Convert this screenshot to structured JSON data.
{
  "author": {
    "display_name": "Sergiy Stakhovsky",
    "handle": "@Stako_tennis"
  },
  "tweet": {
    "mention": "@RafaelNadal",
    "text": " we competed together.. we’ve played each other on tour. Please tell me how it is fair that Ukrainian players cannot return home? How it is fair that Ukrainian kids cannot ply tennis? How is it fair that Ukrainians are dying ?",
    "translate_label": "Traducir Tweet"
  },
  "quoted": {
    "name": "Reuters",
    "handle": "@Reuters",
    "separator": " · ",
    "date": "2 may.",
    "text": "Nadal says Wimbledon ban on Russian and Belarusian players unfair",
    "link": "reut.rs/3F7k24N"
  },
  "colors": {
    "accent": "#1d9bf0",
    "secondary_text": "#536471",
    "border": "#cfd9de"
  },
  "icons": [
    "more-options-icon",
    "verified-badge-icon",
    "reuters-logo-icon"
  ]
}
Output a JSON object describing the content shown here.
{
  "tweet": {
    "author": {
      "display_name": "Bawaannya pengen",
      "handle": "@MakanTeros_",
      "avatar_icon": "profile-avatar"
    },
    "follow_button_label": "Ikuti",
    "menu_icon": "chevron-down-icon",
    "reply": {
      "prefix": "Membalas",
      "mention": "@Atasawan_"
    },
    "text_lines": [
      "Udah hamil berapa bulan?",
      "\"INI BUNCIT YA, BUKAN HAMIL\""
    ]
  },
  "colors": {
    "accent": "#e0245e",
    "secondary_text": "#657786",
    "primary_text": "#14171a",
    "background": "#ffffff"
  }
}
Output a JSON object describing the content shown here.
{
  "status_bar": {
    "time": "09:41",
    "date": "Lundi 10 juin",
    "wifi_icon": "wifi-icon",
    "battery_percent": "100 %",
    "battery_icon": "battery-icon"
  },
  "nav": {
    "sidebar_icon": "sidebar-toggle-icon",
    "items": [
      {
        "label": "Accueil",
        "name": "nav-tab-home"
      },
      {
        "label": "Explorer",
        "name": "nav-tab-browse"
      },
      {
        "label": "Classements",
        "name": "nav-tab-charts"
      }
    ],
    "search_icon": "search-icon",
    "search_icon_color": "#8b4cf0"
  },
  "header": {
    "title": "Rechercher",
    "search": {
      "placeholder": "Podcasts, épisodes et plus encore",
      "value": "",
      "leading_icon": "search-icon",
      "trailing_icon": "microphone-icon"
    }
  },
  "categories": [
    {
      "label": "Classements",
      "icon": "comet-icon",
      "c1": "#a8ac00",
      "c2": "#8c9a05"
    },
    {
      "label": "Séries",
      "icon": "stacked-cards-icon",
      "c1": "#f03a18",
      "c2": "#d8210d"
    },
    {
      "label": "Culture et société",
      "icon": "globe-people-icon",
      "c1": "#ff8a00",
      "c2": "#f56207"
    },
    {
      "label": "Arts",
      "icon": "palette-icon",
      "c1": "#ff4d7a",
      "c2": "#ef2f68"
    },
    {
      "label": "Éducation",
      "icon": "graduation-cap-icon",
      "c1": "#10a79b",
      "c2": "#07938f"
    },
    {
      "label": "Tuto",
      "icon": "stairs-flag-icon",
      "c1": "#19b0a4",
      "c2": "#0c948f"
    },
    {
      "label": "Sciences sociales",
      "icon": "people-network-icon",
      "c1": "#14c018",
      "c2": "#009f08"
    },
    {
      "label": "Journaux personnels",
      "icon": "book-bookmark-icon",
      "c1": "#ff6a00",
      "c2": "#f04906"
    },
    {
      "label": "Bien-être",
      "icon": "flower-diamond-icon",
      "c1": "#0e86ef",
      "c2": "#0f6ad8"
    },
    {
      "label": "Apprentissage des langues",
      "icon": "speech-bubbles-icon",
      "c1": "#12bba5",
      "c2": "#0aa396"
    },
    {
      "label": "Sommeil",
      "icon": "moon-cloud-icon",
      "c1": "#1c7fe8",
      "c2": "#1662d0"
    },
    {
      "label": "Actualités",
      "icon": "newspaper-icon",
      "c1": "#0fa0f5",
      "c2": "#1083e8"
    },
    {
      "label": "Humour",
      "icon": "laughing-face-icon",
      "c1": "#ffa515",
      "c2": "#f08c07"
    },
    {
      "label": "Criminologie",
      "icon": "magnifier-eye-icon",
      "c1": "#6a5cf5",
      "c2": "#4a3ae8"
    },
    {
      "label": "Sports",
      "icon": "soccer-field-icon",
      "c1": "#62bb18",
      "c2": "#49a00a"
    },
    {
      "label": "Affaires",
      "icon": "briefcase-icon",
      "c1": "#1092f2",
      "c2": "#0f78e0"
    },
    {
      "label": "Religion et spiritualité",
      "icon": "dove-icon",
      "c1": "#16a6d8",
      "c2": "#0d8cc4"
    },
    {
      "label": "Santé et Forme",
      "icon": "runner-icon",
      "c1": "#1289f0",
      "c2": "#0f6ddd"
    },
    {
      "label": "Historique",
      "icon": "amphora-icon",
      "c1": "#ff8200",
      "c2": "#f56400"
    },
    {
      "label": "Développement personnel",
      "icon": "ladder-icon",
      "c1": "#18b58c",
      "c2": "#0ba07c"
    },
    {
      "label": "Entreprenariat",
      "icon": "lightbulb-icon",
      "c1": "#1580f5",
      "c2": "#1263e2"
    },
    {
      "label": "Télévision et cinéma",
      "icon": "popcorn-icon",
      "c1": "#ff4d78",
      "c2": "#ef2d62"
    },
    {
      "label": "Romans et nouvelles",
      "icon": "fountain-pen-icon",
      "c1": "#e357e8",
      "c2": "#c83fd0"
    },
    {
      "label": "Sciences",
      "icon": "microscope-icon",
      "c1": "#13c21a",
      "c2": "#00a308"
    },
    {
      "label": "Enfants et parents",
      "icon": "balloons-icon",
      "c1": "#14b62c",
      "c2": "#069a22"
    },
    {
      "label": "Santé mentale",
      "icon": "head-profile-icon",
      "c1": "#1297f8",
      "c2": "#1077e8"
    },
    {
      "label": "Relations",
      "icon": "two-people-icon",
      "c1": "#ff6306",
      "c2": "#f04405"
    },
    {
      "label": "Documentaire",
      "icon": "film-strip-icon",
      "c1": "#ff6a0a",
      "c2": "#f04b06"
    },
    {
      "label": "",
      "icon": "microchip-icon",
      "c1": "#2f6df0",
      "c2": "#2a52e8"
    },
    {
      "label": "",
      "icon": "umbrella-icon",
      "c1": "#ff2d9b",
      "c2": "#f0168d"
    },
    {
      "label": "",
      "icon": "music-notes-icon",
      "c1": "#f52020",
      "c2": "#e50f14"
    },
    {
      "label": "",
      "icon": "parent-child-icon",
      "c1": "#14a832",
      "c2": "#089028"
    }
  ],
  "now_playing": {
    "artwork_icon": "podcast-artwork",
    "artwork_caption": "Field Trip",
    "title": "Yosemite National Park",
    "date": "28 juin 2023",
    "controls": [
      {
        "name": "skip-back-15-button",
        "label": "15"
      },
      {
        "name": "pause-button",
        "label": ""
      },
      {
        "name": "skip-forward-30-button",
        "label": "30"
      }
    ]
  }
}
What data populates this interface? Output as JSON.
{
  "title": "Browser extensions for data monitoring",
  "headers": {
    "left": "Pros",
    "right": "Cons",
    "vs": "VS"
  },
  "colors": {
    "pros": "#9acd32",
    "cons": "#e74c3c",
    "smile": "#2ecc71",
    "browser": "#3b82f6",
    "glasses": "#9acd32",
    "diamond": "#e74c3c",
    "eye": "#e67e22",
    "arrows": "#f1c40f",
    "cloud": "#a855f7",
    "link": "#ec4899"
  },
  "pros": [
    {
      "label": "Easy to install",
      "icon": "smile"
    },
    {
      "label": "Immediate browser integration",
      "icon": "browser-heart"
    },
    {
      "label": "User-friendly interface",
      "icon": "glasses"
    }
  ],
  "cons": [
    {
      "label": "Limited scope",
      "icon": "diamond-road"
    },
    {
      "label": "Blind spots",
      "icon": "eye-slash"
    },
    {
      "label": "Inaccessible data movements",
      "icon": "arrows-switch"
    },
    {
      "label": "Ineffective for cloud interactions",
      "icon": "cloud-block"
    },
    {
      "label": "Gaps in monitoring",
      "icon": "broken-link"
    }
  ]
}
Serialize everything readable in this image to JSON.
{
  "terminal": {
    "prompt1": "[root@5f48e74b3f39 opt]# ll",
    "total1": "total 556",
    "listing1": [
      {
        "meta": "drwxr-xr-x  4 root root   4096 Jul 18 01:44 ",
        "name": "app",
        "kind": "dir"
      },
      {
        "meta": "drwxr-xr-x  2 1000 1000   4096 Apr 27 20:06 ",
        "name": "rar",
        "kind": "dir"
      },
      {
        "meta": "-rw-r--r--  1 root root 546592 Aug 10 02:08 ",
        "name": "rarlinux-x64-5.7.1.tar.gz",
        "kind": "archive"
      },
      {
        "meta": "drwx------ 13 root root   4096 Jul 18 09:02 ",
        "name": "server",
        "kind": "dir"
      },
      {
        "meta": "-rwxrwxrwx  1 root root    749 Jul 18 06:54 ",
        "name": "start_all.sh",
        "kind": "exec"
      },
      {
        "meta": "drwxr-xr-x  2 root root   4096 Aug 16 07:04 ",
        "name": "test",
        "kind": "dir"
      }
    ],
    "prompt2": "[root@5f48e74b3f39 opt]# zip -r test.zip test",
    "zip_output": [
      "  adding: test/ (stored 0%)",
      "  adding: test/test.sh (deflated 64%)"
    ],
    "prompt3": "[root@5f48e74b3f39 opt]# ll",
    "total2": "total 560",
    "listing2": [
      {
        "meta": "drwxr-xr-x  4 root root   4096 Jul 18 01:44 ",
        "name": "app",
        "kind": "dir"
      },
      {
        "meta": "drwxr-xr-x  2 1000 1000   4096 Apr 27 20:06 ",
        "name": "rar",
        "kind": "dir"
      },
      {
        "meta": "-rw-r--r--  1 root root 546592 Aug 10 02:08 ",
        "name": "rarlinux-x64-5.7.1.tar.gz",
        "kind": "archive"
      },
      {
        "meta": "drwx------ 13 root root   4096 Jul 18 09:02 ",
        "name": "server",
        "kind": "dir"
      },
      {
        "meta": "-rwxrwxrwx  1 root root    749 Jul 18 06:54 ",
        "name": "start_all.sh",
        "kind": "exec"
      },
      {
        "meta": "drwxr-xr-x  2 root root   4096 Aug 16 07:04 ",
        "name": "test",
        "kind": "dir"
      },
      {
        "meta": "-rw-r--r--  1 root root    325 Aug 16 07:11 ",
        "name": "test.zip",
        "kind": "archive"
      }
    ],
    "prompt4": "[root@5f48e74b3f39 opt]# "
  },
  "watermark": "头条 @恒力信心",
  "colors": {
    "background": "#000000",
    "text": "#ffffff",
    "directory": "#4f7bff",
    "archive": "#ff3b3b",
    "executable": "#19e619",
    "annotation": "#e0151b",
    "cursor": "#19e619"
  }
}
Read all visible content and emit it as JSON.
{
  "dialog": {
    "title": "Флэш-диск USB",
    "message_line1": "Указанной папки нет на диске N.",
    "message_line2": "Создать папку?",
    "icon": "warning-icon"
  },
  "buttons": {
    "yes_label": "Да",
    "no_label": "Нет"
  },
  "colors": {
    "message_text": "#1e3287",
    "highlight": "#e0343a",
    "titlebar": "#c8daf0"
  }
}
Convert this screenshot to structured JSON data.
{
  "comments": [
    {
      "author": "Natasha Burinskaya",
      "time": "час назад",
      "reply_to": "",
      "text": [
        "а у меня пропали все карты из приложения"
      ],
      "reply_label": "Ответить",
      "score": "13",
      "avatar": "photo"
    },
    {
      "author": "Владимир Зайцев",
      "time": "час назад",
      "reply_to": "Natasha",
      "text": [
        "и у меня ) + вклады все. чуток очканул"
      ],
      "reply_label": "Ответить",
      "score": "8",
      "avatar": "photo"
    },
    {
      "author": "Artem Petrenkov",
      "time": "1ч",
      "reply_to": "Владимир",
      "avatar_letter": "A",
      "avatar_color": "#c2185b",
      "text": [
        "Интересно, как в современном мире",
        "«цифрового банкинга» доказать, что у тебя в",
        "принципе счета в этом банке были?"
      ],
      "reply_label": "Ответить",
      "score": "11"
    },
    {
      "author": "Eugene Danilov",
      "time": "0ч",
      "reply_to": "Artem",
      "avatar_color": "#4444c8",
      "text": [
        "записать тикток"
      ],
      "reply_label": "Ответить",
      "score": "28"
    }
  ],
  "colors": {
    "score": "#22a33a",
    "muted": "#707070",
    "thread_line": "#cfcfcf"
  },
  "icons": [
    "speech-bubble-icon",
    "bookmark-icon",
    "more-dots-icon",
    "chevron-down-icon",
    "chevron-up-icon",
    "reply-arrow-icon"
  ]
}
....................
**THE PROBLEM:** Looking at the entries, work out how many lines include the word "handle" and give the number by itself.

**ANSWER:** 3